Most voters preferred to stay at home fearing violence during the polling in 147 out of 300 constituencies in 59 districts. Candidates in other constituencies would be declared elected unopposed due to the boycott, officials said.
The Bangladesh Nationalist Party (BNP) led by former prime minister Khaleda Zia boycotted the polls after her arch-rival and Prime Minister Sheikh Hasina rejected the opposition's demand for a neutral caretaker regime for election oversight.
Deadly violence flared across the country despite tens of thousands of security personnel deployed to maintain law and order. Police said 16 people, mostly opposition cadres, and a security personnel were killed today after the overnight deaths of an election officer and two other persons. A total of 390 candidates, mostly from the Awami League and its ally Jatiya Party, contested from 147 seats where the number of voters was nearly 44 million.
Protesters hurled crude bombs at polling centres and stole ballot papers during the "one-sided" contest boycotted by the opposition. Voting was suspended at 160 centres due to torching of booths and snatching of ballot boxes and papers.
Opposition cadres set over 200 polling stations on fire. Hasina's Awami League was set for a sweeping victory in the polls as the outcome was never in doubt because of the boycott. The party expressed satisfaction at the turnout.
"The party which will win the election will form the government and run the country," top Awami League leader Tofail Ahmed said.

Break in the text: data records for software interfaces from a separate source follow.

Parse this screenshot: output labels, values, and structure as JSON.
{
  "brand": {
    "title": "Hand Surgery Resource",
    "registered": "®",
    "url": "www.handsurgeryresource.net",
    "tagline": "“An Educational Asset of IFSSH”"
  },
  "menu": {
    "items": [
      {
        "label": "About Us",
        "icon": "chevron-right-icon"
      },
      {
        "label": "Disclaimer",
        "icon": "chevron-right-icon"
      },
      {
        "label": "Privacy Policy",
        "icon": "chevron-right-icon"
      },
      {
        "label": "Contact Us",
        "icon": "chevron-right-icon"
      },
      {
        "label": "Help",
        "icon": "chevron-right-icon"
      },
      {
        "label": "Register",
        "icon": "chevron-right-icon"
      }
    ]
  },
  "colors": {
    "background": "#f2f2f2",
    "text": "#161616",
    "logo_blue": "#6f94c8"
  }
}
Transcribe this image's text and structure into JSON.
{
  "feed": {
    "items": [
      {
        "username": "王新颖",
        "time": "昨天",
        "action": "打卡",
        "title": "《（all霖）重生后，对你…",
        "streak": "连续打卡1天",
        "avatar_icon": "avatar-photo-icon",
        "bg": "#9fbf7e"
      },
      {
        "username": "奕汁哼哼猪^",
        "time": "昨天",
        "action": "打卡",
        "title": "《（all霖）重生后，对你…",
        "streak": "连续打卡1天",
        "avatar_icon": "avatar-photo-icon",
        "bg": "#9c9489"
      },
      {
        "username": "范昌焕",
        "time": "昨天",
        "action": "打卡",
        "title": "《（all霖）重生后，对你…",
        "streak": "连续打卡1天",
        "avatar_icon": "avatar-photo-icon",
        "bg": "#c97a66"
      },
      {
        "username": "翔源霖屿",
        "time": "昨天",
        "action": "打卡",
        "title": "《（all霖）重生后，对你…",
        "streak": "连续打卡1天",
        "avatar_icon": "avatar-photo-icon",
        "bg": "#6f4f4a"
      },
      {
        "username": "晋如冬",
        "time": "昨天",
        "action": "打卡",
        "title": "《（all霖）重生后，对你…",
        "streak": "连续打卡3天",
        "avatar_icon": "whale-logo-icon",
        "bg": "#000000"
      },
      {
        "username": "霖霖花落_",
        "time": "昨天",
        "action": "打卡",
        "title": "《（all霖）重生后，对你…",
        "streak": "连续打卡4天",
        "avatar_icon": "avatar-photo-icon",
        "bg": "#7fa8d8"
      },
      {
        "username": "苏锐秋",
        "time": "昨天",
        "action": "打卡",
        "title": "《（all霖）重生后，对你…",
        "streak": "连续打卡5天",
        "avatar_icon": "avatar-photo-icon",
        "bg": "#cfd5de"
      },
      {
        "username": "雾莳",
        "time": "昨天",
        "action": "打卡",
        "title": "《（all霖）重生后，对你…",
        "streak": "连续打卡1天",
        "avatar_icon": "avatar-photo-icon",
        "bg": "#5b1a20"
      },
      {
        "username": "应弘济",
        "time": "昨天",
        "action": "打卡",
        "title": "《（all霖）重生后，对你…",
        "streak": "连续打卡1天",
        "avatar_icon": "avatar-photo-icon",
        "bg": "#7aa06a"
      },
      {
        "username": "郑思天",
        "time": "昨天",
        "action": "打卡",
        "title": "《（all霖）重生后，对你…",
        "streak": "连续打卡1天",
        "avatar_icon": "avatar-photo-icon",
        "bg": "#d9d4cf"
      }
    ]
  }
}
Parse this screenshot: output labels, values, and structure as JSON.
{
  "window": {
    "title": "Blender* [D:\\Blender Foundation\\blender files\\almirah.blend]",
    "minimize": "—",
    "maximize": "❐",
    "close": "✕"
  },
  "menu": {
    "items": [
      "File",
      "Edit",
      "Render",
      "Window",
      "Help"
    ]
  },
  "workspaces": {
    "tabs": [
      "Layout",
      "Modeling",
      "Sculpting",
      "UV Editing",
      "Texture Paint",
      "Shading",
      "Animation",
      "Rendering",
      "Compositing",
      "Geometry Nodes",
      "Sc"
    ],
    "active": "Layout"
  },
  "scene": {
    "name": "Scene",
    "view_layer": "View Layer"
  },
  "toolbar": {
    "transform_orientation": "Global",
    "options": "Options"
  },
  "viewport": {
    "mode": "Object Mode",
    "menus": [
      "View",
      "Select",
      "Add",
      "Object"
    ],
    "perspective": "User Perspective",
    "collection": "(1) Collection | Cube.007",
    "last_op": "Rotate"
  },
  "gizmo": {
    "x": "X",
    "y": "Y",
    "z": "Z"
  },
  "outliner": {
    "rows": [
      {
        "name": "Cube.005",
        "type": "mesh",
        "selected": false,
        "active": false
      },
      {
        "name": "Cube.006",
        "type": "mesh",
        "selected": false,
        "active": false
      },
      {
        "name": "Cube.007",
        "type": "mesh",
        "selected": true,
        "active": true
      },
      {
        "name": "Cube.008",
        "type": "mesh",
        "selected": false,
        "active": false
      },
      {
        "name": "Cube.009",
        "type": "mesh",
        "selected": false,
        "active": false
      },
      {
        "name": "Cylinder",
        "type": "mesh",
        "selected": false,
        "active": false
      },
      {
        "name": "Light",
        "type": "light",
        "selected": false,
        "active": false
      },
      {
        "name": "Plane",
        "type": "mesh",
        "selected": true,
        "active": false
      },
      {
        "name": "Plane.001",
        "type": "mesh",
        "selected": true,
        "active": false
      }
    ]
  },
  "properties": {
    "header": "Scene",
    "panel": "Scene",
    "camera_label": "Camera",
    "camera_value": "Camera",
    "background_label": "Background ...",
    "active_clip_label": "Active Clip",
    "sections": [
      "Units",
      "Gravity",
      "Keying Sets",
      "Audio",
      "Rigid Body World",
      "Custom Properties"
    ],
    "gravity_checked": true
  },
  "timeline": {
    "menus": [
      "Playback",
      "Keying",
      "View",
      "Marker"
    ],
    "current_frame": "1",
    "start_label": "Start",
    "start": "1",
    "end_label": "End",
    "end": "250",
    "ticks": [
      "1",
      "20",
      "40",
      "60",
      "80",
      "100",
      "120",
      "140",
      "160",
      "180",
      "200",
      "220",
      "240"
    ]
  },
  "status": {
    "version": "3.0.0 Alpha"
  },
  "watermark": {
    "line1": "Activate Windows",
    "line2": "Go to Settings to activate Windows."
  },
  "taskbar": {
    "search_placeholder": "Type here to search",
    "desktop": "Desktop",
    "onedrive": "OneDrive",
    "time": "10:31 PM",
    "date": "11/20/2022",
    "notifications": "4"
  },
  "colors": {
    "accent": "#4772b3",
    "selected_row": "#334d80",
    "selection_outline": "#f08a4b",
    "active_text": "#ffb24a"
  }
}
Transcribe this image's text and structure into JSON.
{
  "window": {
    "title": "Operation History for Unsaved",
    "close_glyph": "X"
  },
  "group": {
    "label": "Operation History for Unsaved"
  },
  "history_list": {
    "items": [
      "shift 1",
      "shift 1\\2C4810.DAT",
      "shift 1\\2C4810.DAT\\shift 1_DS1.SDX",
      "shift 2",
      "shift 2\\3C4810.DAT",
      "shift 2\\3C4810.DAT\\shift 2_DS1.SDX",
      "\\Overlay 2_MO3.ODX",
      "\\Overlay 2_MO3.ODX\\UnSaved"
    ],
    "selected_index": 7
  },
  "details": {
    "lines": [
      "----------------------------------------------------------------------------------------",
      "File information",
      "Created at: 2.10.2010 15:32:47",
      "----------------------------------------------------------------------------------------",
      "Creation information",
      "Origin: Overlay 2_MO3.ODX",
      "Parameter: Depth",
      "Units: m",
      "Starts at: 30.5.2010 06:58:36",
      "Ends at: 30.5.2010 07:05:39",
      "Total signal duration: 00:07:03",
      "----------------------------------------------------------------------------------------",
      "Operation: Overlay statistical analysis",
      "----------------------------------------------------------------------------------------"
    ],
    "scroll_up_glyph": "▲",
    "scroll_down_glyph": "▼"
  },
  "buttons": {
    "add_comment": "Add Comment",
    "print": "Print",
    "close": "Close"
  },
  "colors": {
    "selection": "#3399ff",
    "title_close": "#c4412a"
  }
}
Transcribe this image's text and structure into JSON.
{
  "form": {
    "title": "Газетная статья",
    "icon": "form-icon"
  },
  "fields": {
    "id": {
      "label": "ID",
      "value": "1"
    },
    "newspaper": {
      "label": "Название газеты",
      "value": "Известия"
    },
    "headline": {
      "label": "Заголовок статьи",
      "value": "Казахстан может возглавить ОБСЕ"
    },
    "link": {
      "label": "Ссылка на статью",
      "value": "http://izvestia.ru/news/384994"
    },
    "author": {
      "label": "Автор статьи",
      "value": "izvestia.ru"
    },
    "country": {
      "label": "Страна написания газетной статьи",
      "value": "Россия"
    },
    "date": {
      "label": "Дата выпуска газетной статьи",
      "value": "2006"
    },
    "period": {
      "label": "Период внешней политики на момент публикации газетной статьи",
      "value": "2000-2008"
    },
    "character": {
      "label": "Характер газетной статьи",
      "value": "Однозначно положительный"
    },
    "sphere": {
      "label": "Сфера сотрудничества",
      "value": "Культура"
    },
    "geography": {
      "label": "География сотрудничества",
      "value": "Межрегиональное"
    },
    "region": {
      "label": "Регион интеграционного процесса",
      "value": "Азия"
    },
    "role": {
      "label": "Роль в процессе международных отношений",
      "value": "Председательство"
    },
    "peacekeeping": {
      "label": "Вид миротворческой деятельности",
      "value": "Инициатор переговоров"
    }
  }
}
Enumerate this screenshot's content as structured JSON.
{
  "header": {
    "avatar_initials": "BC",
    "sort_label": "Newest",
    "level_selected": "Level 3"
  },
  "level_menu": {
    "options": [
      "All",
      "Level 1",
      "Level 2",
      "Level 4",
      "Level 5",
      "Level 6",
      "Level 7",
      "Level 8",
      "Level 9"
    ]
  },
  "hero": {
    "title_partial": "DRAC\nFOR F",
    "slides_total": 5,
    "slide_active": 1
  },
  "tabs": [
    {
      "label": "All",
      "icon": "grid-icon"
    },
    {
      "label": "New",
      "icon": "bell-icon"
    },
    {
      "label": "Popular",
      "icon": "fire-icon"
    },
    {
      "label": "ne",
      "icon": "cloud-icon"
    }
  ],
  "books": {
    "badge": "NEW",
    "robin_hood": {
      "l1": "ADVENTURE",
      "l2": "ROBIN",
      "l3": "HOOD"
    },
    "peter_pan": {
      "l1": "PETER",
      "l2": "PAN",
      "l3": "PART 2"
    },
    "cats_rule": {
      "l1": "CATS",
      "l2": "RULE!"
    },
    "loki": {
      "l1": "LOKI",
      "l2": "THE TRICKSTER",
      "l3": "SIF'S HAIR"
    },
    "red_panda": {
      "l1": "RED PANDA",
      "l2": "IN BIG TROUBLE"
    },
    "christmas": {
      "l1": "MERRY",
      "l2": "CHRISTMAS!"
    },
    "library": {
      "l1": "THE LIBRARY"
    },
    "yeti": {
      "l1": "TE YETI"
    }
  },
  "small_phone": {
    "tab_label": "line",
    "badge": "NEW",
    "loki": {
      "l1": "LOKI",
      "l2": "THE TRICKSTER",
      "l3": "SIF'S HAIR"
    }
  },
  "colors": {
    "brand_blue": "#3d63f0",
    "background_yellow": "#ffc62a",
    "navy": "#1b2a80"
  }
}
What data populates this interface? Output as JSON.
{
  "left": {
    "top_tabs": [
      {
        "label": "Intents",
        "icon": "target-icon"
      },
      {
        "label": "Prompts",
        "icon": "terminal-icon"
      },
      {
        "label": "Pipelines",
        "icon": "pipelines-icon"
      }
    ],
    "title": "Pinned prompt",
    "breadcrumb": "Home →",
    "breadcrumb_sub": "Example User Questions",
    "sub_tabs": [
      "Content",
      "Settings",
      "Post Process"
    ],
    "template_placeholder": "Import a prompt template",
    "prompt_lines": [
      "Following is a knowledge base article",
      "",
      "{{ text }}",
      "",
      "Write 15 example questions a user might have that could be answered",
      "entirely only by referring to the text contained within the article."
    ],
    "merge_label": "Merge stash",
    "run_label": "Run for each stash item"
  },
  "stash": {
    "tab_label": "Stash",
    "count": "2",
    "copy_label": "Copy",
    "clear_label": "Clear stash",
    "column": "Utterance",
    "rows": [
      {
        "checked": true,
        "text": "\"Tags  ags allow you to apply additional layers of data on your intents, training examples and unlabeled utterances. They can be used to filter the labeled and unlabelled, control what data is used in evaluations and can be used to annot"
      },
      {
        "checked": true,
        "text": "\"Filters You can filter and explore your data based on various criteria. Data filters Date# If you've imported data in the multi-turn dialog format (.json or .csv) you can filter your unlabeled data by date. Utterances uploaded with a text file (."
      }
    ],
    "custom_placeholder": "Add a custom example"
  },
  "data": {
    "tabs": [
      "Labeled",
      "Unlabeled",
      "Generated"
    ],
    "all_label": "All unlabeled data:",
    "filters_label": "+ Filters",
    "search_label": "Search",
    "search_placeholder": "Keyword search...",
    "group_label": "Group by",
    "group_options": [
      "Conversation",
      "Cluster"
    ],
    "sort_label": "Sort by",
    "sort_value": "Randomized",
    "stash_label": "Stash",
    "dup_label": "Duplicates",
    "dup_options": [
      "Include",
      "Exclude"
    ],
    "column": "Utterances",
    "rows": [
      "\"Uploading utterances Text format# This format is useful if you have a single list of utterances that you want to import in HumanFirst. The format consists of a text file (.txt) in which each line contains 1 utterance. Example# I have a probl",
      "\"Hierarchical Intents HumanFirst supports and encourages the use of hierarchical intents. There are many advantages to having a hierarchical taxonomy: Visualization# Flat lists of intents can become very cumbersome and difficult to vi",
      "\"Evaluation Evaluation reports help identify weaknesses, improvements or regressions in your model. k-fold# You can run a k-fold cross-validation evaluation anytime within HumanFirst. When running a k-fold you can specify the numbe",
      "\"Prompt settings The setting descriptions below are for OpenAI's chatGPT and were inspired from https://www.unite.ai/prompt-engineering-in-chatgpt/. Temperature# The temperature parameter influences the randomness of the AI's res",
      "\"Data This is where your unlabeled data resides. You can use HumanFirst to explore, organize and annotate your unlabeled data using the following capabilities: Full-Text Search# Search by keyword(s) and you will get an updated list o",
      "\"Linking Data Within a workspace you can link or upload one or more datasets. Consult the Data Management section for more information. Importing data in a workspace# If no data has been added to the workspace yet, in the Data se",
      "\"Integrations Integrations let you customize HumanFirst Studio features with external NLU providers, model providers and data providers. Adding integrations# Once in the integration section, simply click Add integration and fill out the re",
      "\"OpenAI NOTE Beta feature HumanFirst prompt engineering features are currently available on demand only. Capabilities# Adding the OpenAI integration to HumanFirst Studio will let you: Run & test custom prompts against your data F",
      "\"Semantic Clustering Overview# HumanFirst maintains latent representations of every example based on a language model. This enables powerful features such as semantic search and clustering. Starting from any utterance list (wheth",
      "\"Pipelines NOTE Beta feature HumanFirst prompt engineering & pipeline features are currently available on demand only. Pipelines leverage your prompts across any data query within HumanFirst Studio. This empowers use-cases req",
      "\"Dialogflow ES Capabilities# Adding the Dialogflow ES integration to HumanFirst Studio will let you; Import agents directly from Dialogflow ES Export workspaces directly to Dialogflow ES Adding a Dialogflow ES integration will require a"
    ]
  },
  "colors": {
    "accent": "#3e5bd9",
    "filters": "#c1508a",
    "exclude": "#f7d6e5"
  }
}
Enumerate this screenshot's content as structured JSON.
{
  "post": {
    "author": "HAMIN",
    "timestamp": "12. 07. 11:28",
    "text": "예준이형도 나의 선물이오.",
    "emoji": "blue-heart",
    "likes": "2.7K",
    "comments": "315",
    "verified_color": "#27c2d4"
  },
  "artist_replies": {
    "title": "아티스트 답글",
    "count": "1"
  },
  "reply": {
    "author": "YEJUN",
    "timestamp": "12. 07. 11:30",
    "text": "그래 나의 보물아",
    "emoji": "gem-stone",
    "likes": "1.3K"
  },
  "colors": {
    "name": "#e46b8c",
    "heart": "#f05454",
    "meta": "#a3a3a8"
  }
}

While BNP said the people have said no to the "one-sided" polls. "People have rejected the government by saying no to its expectation of clutching to power through the one-sided election," BNP acting secretary general Mirza Fakhrul Islam Alamgir said soon after polling ended.